Arguably the greatest cinematic element of There Will Be Blood is performance. The performances of Daniel Day-Lewis and Paul Dano carry the film to the next level. With regard to mise-en-scène, both actors visually tell the story with their movements, gestures, and statures. Daniel Day-Lewis’s stature changes throughout the film to show his character’s transformation. In the beginning, he would stand straight and confident, but by the end, he is seen hunched over and weak. This represents how the character of Daniel is consumed by greed and eventually corrupted. Eli, on the other hand, is shown as kind of the weak guy throughout the whole film. The movements in the fight scenes are unique in that the audience only truly sees a brutal scene at the very end, where Eli’s head is smashed. Before that, the fighting isn’t very brutal and at times, it seems somewhat childish with the smacking, pushing around, and throwing between the two characters. This style of fighting represents the two character’s motivations. Niether of them is devoted to taking out the other, they are rather competing against each other and in that process, things get ugly. These physical interactions help enhance the audience’s understanding and perspective of the relationship between Daniel Plainview and Eli Sunday.

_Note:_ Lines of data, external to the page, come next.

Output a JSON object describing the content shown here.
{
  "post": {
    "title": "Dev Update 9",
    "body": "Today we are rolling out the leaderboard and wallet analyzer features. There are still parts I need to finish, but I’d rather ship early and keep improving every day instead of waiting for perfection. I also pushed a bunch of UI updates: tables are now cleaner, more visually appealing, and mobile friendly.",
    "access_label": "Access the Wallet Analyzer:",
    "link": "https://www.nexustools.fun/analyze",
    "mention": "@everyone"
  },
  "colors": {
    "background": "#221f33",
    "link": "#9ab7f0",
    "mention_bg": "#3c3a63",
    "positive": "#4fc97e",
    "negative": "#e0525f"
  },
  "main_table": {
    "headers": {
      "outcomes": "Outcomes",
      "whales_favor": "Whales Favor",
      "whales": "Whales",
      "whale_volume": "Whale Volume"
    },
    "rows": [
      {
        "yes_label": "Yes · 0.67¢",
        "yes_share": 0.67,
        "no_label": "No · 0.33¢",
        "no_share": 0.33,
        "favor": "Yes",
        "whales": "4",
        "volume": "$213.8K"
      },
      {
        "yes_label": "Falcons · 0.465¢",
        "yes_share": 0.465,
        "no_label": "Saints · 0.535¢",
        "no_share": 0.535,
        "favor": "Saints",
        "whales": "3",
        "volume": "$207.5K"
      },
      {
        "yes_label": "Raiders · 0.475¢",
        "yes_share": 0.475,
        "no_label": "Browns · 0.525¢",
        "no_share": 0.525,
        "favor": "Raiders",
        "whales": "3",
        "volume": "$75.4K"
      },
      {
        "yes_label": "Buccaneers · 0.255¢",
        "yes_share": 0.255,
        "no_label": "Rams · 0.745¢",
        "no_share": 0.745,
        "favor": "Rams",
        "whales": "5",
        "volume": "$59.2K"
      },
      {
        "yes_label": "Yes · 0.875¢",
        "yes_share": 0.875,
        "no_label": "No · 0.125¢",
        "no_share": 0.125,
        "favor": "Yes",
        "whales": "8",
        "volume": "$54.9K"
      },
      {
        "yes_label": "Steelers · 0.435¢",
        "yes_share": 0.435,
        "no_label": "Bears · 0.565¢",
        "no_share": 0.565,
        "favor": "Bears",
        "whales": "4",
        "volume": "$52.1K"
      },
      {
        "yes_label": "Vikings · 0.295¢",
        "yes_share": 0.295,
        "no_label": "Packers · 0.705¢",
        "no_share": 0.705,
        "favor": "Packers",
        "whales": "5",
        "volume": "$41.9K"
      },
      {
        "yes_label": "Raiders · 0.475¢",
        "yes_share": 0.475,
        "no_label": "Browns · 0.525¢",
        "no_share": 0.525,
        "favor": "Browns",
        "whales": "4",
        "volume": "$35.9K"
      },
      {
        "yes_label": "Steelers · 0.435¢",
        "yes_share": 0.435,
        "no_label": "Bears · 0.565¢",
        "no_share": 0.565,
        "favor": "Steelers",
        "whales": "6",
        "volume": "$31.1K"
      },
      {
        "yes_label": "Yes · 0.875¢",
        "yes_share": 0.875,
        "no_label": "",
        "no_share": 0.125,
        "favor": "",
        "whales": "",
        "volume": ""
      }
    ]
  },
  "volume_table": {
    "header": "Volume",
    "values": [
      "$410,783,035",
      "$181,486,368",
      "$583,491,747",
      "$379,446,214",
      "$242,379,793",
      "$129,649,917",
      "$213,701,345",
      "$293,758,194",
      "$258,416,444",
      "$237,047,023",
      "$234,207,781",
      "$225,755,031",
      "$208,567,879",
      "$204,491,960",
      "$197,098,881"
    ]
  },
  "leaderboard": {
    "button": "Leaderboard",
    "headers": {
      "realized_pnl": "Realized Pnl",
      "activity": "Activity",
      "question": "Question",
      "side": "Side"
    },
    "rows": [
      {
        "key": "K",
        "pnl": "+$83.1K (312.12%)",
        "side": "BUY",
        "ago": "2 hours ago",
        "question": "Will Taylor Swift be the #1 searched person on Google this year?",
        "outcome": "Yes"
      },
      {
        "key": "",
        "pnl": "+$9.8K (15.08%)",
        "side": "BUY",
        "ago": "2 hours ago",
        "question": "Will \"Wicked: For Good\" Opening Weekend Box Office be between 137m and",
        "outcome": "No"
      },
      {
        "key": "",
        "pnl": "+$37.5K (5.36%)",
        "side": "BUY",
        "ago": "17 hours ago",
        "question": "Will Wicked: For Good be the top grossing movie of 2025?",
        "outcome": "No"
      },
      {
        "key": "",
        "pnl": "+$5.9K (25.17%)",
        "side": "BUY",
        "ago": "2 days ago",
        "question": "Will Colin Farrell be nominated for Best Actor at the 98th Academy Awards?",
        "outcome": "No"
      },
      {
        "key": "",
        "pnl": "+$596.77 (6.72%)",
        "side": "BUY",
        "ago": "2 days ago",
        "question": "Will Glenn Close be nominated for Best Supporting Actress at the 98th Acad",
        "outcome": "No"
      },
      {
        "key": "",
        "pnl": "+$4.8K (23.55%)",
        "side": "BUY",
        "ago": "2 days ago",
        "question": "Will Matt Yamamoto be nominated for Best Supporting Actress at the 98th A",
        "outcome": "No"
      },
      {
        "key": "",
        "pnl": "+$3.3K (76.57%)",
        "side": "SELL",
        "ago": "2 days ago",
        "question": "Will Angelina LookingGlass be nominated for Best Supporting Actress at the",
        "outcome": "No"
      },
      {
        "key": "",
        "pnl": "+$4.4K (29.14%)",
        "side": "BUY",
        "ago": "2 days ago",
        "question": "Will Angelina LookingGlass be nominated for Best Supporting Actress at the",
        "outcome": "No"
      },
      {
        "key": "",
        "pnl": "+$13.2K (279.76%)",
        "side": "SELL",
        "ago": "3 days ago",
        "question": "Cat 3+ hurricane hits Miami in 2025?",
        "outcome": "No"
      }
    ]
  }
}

Mise-en-scène undoubtedly is a major component and selling point of There Will Be Blood. Most visibly, the use of oil as a motif helps bring the film full circle and adds that depth to the story. The other set pieces promote the plot and allow a setting for the film to flourish. The lighting portrays a sense of night and day contrast. The colors, along with the set pieces, bring a sense of realism to the screen. The remarkable performances of Daniel Day-Lewis and Paul Dano bring their characters to life and use physicality to bring meaning to their actions. All the cinematic elements are beautifully and deliberately crafted to bring the meaning and themes of the film together. Although many mise-en-scène techniques are used in this story of greed, most visibly is the use of sets and props, contrast, and performance to make the film quite an exceptional work of art.